-- EXERCISE DATA follows --

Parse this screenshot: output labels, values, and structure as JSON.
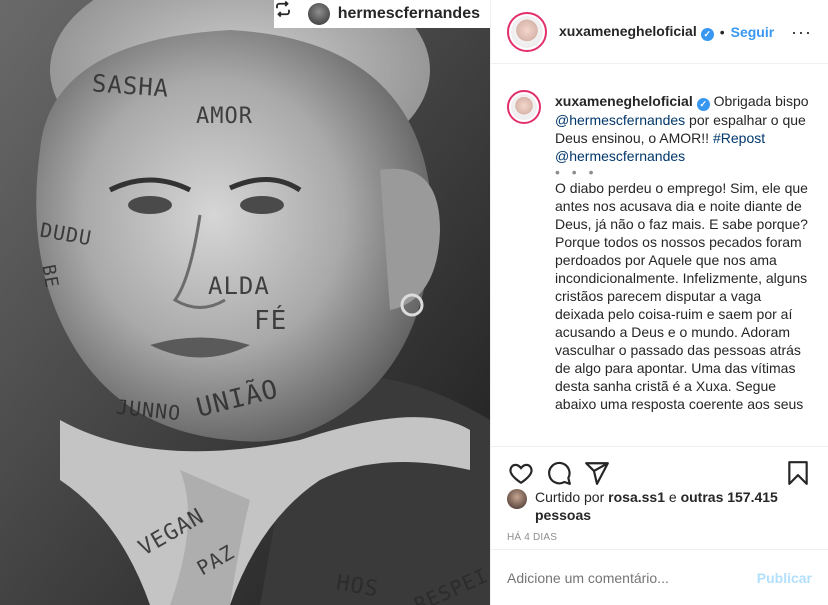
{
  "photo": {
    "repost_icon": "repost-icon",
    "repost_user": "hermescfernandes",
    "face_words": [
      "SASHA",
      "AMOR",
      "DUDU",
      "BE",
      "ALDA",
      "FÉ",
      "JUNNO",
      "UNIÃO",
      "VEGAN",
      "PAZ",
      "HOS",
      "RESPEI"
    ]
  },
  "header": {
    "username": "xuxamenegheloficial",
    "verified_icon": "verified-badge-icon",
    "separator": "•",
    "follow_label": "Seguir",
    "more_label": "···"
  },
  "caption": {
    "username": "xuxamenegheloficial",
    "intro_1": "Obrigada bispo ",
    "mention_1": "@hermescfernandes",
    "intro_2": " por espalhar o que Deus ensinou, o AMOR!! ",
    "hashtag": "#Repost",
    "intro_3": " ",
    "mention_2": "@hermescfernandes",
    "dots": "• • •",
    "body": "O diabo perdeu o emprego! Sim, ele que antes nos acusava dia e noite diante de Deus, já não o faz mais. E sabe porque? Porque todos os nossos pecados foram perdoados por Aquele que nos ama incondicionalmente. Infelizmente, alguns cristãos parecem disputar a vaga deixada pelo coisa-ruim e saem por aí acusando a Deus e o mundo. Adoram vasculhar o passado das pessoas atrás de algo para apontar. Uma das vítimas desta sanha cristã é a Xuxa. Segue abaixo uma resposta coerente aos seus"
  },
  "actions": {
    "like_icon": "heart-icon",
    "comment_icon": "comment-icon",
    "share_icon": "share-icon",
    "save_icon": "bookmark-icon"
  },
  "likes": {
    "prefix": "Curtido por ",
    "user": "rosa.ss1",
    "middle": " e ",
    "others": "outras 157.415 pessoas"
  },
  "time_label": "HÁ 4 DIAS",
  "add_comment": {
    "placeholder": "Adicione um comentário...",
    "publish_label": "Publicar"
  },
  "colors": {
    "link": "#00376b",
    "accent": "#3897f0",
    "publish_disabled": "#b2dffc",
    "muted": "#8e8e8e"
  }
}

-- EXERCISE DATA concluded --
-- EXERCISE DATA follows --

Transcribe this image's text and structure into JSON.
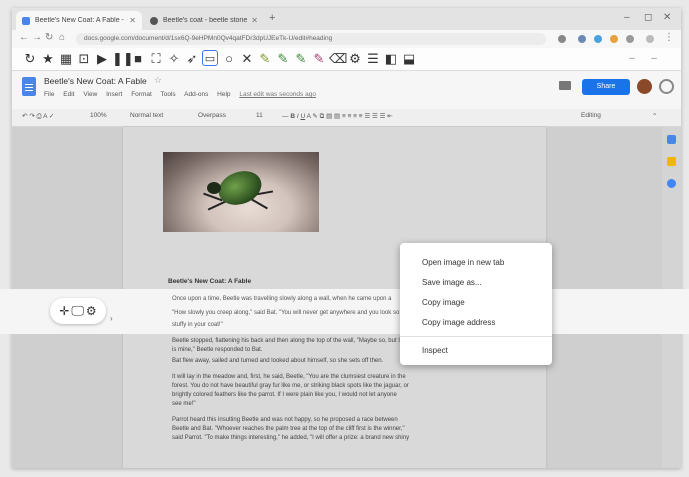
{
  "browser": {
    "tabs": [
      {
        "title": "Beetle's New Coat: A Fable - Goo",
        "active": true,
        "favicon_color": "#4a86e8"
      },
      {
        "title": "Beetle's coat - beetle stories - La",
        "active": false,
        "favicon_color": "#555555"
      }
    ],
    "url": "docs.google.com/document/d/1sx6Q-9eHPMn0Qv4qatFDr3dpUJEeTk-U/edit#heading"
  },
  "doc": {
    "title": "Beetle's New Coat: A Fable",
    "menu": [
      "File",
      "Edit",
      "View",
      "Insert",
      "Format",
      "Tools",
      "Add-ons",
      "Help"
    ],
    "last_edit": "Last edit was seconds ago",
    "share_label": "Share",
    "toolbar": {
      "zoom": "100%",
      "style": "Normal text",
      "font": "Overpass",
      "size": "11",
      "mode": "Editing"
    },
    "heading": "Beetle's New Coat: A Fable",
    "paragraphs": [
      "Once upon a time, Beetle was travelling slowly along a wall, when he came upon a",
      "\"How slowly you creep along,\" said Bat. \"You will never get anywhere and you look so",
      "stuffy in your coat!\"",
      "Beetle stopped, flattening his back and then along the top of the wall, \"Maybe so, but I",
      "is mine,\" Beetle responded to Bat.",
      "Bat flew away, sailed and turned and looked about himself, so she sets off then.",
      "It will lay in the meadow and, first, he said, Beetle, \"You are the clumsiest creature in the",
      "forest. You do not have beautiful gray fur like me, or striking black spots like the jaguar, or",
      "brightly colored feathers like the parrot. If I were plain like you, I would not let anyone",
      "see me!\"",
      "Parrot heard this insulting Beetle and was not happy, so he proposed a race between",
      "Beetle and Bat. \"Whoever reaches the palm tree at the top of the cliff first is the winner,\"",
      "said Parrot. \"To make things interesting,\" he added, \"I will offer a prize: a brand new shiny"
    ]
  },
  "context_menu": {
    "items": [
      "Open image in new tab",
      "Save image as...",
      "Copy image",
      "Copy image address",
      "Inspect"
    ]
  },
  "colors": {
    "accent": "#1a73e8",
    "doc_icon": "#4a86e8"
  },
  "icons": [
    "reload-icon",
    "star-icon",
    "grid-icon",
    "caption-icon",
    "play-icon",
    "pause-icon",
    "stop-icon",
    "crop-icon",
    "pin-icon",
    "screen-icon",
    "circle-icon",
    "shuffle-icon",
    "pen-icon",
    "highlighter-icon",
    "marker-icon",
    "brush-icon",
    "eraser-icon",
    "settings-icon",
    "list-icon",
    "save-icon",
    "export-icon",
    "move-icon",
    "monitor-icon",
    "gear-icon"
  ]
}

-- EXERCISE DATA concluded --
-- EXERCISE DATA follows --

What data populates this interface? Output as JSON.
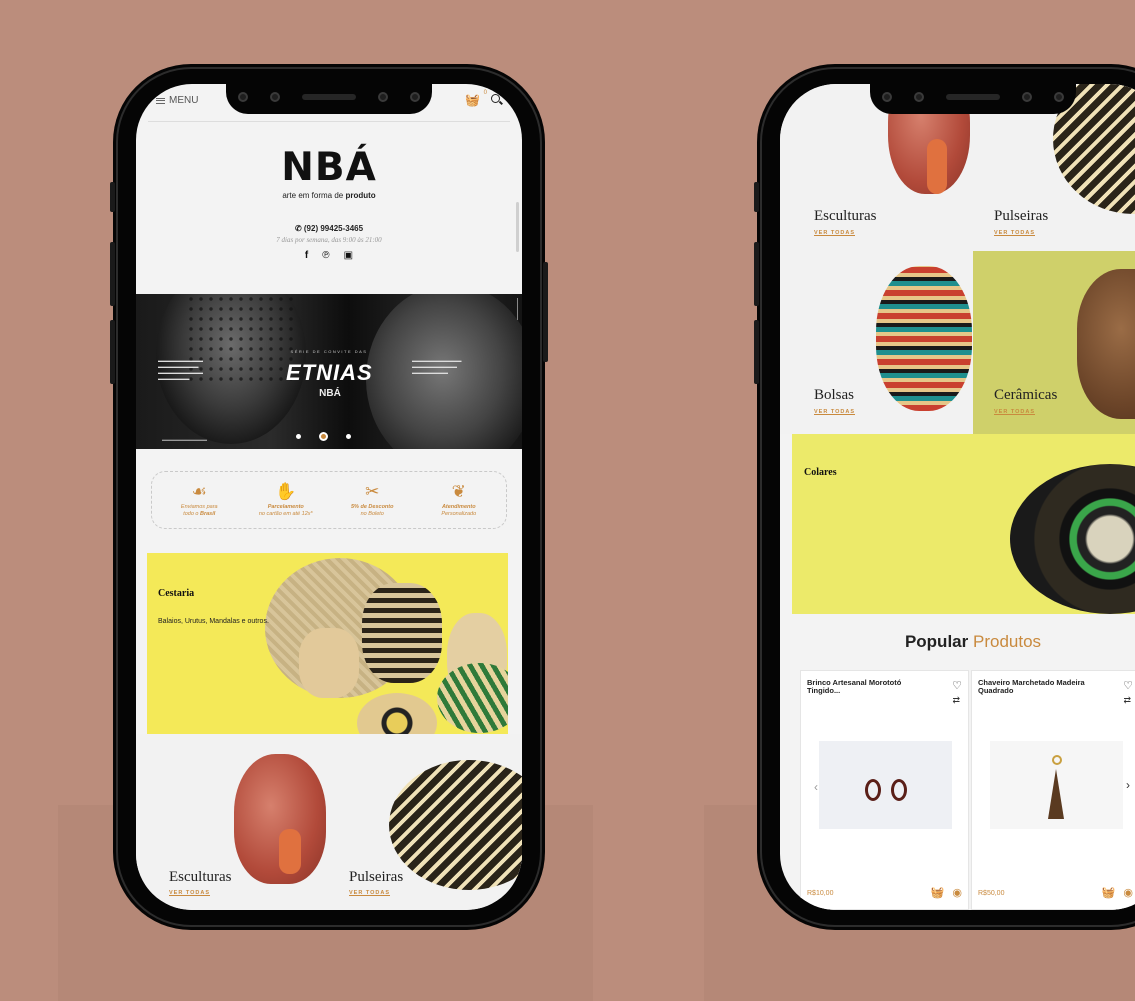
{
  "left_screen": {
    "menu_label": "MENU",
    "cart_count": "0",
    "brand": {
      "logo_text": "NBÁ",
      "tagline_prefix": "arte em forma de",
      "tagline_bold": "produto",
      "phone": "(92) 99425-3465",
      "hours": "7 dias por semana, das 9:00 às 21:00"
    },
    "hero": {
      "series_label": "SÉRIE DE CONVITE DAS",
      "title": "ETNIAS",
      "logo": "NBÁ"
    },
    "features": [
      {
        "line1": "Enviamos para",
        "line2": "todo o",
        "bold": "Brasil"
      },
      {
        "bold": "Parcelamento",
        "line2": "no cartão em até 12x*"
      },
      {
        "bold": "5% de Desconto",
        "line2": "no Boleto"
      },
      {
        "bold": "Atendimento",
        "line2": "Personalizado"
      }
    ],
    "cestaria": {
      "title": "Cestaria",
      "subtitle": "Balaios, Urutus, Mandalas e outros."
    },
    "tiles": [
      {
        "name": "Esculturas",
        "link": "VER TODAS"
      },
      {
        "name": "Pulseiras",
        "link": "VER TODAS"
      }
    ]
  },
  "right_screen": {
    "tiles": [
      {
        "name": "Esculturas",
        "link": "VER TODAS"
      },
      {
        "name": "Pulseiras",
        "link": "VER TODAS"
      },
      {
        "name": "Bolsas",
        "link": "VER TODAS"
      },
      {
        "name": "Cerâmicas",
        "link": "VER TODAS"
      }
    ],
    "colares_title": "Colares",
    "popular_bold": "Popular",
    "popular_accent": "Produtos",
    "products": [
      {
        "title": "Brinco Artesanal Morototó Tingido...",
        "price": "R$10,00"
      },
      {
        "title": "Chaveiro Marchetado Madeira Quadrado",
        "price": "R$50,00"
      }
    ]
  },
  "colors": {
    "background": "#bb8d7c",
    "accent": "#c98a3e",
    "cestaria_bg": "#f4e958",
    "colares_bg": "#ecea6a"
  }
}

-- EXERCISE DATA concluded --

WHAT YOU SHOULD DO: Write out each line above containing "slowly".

TASK RESULT:
      "Once upon a time, Beetle was travelling slowly along a wall, when he came upon a",
      "\"How slowly you creep along,\" said Bat. \"You will never get anywhere and you look so",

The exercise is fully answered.